State how many lines of the entries hold the string "name", and output nothing but that count.

Top of Record excerpts

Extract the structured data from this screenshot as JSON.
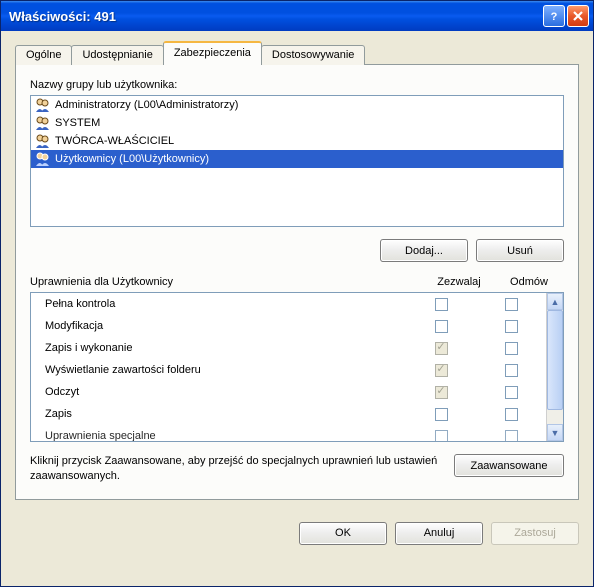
{
  "window": {
    "title": "Właściwości: 491"
  },
  "tabs": [
    {
      "label": "Ogólne"
    },
    {
      "label": "Udostępnianie"
    },
    {
      "label": "Zabezpieczenia"
    },
    {
      "label": "Dostosowywanie"
    }
  ],
  "groups_label": "Nazwy grupy lub użytkownika:",
  "groups": [
    {
      "label": "Administratorzy (L00\\Administratorzy)"
    },
    {
      "label": "SYSTEM"
    },
    {
      "label": "TWÓRCA-WŁAŚCICIEL"
    },
    {
      "label": "Użytkownicy (L00\\Użytkownicy)"
    }
  ],
  "buttons": {
    "add": "Dodaj...",
    "remove": "Usuń",
    "advanced": "Zaawansowane",
    "ok": "OK",
    "cancel": "Anuluj",
    "apply": "Zastosuj"
  },
  "perm_header": {
    "title": "Uprawnienia dla Użytkownicy",
    "allow": "Zezwalaj",
    "deny": "Odmów"
  },
  "permissions": [
    {
      "name": "Pełna kontrola",
      "allow": "unchecked",
      "deny": "unchecked"
    },
    {
      "name": "Modyfikacja",
      "allow": "unchecked",
      "deny": "unchecked"
    },
    {
      "name": "Zapis i wykonanie",
      "allow": "checked-disabled",
      "deny": "unchecked"
    },
    {
      "name": "Wyświetlanie zawartości folderu",
      "allow": "checked-disabled",
      "deny": "unchecked"
    },
    {
      "name": "Odczyt",
      "allow": "checked-disabled",
      "deny": "unchecked"
    },
    {
      "name": "Zapis",
      "allow": "unchecked",
      "deny": "unchecked"
    },
    {
      "name": "Uprawnienia specjalne",
      "allow": "unchecked",
      "deny": "unchecked"
    }
  ],
  "advanced_text": "Kliknij przycisk Zaawansowane, aby przejść do specjalnych uprawnień lub ustawień zaawansowanych."
}
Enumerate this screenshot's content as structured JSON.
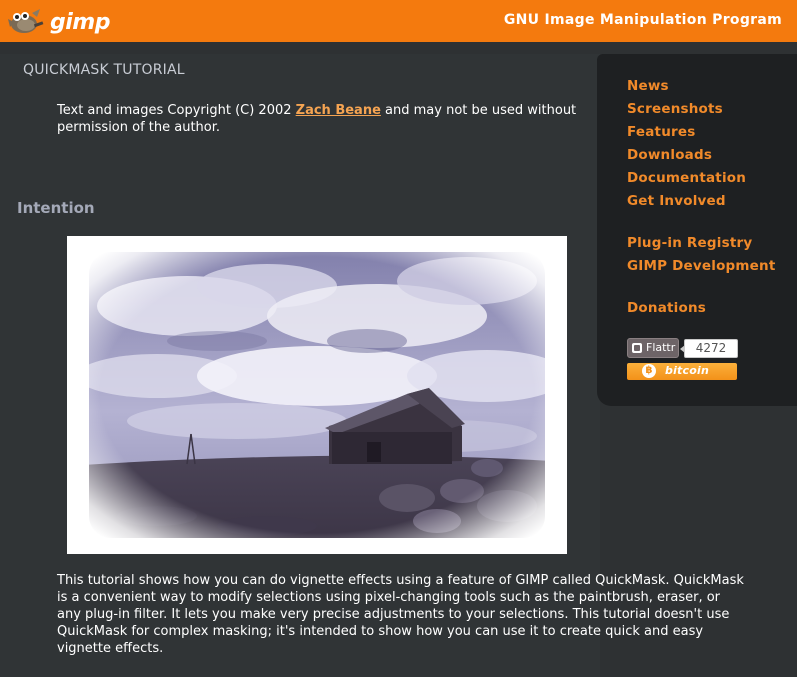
{
  "header": {
    "logo_text": "gimp",
    "site_title": "GNU Image Manipulation Program"
  },
  "content": {
    "page_title": "QUICKMASK TUTORIAL",
    "copyright_prefix": "Text and images Copyright (C) 2002 ",
    "copyright_author": "Zach Beane",
    "copyright_suffix": " and may not be used without permission of the author.",
    "section_heading": "Intention",
    "body_text": "This tutorial shows how you can do vignette effects using a feature of GIMP called QuickMask. QuickMask is a convenient way to modify selections using pixel-changing tools such as the paintbrush, eraser, or any plug-in filter. It lets you make very precise adjustments to your selections. This tutorial doesn't use QuickMask for complex masking; it's intended to show how you can use it to create quick and easy vignette effects."
  },
  "sidebar": {
    "nav": [
      {
        "label": "News"
      },
      {
        "label": "Screenshots"
      },
      {
        "label": "Features"
      },
      {
        "label": "Downloads"
      },
      {
        "label": "Documentation"
      },
      {
        "label": "Get Involved"
      },
      {
        "label": "Plug-in Registry"
      },
      {
        "label": "GIMP Development"
      },
      {
        "label": "Donations"
      }
    ],
    "flattr_label": "Flattr",
    "flattr_count": "4272",
    "bitcoin_label": "bitcoin"
  },
  "colors": {
    "header_orange": "#f47a0e",
    "link_orange": "#f18a2a",
    "background": "#2e3133",
    "sidebar_bg": "#1e2022"
  },
  "icons": {
    "logo": "gimp-wilber-icon",
    "flattr": "flattr-icon",
    "bitcoin": "bitcoin-icon"
  }
}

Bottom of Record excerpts

→ Solved problem:
7